On April 1, 2019, the Court of Appeals for the Federal Circuit, in a nonprecedential decision Cleveland Clinic Foundation v. True Health Diagnostics, affirmed the invalidity of two patents regarding medical diagnostic tests for determining whether a patient was at risk for cardiovascular disease. This follows a previous 2017 decision invalidating similar Cleveland Clinic Foundation patents in a separate dispute between the two parties. In both cases, the challenged patent claims were held invalid under 35 U.S.C. § 101 as being directed to a natural law without reciting an inventive concept beyond the natural law itself.
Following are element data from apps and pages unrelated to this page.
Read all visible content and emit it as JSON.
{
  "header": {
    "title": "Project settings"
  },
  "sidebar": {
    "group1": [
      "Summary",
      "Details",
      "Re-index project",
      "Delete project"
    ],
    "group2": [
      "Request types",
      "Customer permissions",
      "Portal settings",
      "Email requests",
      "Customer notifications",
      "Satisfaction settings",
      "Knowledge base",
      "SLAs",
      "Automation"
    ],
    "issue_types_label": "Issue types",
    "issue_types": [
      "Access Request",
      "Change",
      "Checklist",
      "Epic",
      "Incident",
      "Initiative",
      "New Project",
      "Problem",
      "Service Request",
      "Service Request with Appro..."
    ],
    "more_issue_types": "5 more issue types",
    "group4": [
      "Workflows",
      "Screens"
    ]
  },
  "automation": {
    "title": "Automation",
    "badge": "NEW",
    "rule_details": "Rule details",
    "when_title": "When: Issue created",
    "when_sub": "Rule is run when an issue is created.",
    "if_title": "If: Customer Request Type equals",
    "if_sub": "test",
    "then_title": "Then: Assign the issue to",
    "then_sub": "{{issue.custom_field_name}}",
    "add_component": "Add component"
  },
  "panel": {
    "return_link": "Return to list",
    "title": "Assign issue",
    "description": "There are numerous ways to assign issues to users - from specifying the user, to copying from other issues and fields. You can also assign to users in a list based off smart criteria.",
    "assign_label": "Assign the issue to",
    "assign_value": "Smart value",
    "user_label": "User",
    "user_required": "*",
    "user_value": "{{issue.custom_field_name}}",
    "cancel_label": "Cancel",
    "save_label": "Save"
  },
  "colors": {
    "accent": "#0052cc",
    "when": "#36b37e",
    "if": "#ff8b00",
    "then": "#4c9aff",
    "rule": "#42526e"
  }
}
Cleveland Clinic had argued that the claims recited a method of measuring blood levels and correlating values, which was not a natural law as previous prior art techniques were inadequate or invasive. Cleveland Clinic also argued that the trial court had improperly resolved factual disputes at the pleadings stage.
Perhaps of greatest interest, though, Cleveland Clinic also argued that the district court failed to give appropriate deference to subject matter eligibility guidance published by the USPTO in 2016, as allegedly required by Skidmore v. Swift & Co., 323 U.S. 134 (1944). By not deferring to the USPTO guidance, Cleveland Clinic argued, the district court erred when it failed to give deference to the examiner’s decision to allow the patents to issue. The USPTO guidance at issue specifically provided an exemplar claim that was analogous to the Cleveland Clinic claims at issue and specifically explained that this exemplar claim would be patent eligible.
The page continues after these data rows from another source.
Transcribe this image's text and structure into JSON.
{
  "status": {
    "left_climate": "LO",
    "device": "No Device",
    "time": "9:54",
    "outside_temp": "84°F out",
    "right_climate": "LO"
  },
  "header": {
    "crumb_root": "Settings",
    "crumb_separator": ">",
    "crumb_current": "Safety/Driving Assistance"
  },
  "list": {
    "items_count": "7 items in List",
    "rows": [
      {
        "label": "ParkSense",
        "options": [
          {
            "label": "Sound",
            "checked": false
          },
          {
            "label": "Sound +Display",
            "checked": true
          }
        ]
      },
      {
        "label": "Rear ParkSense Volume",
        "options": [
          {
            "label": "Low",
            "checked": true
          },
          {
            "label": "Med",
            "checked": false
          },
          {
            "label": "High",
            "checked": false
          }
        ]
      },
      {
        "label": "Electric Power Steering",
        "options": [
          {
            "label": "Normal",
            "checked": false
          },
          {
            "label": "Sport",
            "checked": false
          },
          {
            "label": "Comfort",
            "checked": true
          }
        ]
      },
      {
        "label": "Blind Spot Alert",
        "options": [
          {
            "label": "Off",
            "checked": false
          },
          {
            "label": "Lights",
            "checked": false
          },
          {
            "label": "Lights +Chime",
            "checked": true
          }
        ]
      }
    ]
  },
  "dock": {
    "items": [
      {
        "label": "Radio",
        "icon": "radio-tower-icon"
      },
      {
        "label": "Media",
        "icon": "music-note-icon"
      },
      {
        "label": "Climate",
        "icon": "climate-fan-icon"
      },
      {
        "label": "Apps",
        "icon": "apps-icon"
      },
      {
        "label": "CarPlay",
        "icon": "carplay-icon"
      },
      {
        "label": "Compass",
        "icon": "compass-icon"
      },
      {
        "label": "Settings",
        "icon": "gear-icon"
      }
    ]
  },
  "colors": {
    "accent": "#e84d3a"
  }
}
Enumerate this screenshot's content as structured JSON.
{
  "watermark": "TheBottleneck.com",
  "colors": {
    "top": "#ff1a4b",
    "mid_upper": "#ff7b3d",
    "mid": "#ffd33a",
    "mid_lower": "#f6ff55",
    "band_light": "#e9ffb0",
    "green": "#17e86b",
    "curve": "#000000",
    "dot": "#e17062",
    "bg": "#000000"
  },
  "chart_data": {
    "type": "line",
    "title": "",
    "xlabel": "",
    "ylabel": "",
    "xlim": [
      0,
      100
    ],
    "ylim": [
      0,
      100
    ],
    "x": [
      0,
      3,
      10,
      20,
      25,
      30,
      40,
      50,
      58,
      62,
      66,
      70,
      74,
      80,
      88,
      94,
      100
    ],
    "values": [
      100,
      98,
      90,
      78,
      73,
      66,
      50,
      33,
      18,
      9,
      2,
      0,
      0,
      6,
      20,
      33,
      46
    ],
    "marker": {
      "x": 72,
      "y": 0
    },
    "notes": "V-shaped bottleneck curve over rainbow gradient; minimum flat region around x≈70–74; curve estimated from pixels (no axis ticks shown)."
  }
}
The Federal Circuit, while stating that it had “great respect” for the USPTO’s guidance and expertise, stated that the Federal Circuit is “not bound by its guidance” and, therefore, disregarded it. Specifically, the court found that when the Federal Circuit’s caselaw conflicts with USPTO guidance, the caselaw is the measure that must be consistently applied. As such, the Federal Circuit found that the claim detailed in Example 29 was similar to a claim at issue in a previous Federal Circuit case, Ariosa Diagnostics, Inc. v. Sequenom, Inc., 788 F.3d 1371 (Fed. Cir. 2015). As the Ariosa claim was found ineligible under Section 101, the Federal Circuit held that the Cleveland Clinic’s claims must also be held ineligible.
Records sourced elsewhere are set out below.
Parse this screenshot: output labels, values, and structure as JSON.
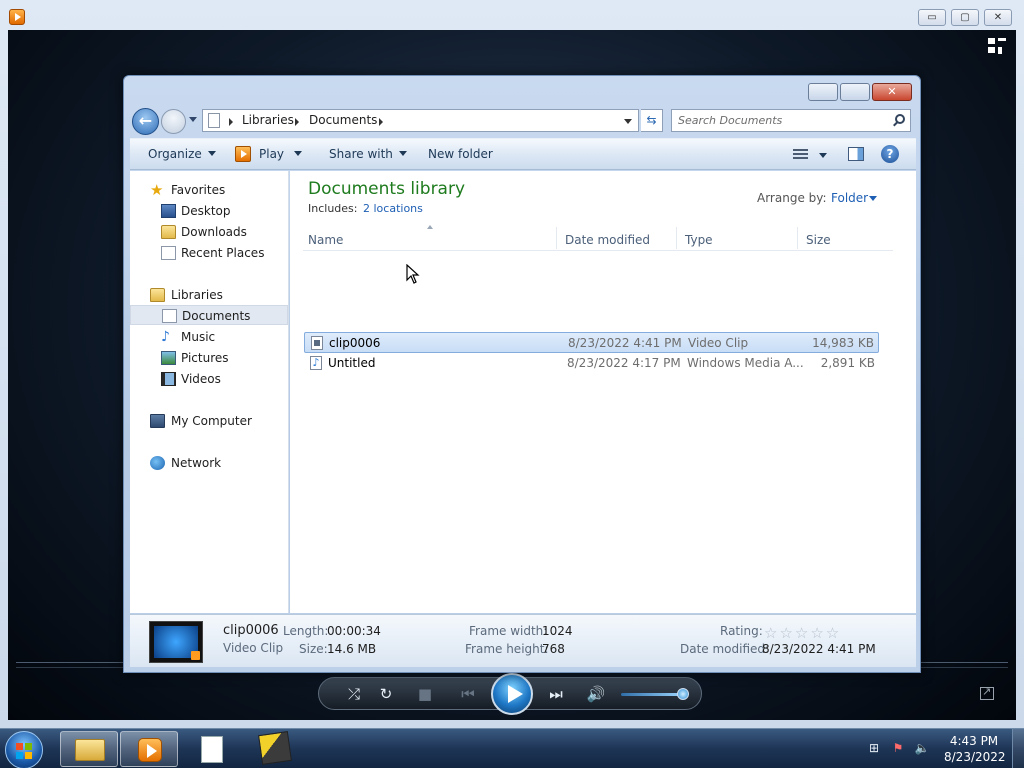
{
  "player": {
    "title_icon": "media-player-icon",
    "caption": {
      "minimize": "▭",
      "maximize": "▢",
      "close": "✕"
    }
  },
  "explorer": {
    "address": {
      "crumbs": [
        "Libraries",
        "Documents"
      ]
    },
    "search_placeholder": "Search Documents",
    "toolbar": {
      "organize": "Organize",
      "play": "Play",
      "share_with": "Share with",
      "new_folder": "New folder",
      "help": "?"
    },
    "nav": {
      "favorites": "Favorites",
      "desktop": "Desktop",
      "downloads": "Downloads",
      "recent_places": "Recent Places",
      "libraries": "Libraries",
      "documents": "Documents",
      "music": "Music",
      "pictures": "Pictures",
      "videos": "Videos",
      "my_computer": "My Computer",
      "network": "Network"
    },
    "library": {
      "title": "Documents library",
      "includes_label": "Includes:",
      "includes_link": "2 locations",
      "arrange_label": "Arrange by:",
      "arrange_value": "Folder"
    },
    "columns": {
      "name": "Name",
      "date_modified": "Date modified",
      "type": "Type",
      "size": "Size"
    },
    "files": [
      {
        "name": "clip0006",
        "date": "8/23/2022 4:41 PM",
        "type": "Video Clip",
        "size": "14,983 KB"
      },
      {
        "name": "Untitled",
        "date": "8/23/2022 4:17 PM",
        "type": "Windows Media A...",
        "size": "2,891 KB"
      }
    ],
    "details": {
      "name": "clip0006",
      "kind": "Video Clip",
      "length_label": "Length:",
      "length_value": "00:00:34",
      "size_label": "Size:",
      "size_value": "14.6 MB",
      "frame_width_label": "Frame width:",
      "frame_width_value": "1024",
      "frame_height_label": "Frame height:",
      "frame_height_value": "768",
      "rating_label": "Rating:",
      "rating_stars": "☆☆☆☆☆",
      "date_modified_label": "Date modified:",
      "date_modified_value": "8/23/2022 4:41 PM"
    }
  },
  "taskbar": {
    "time": "4:43 PM",
    "date": "8/23/2022"
  }
}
In so holding, the Federal Circuit has injected more uncertainty into the post-Alice/Mayo standard for patent eligibility, a standard that the USPTO has hoped to standardize through further guidance, including new guidance announced on January 7, 2019, as well as provide more predictability and uniformity in decisions to patentees. With the Federal Circuit’s finding that it is not bound by administrative guidance and, instead, affirmatively declining to apply it, the Federal Circuit’s guideposts in determining what matter is patent eligible under section 101 are primarily its own contradictory findings on the topic, thereby further complicating patentees attempts to find predictability in what constitutes patent eligible subject matter. For some time, predictability has seemed to largely be out of reach for patentees on the issue of what the standard for patent eligibility is in a post-Alice/Mayo world. That does not appear to be likely to change any time soon.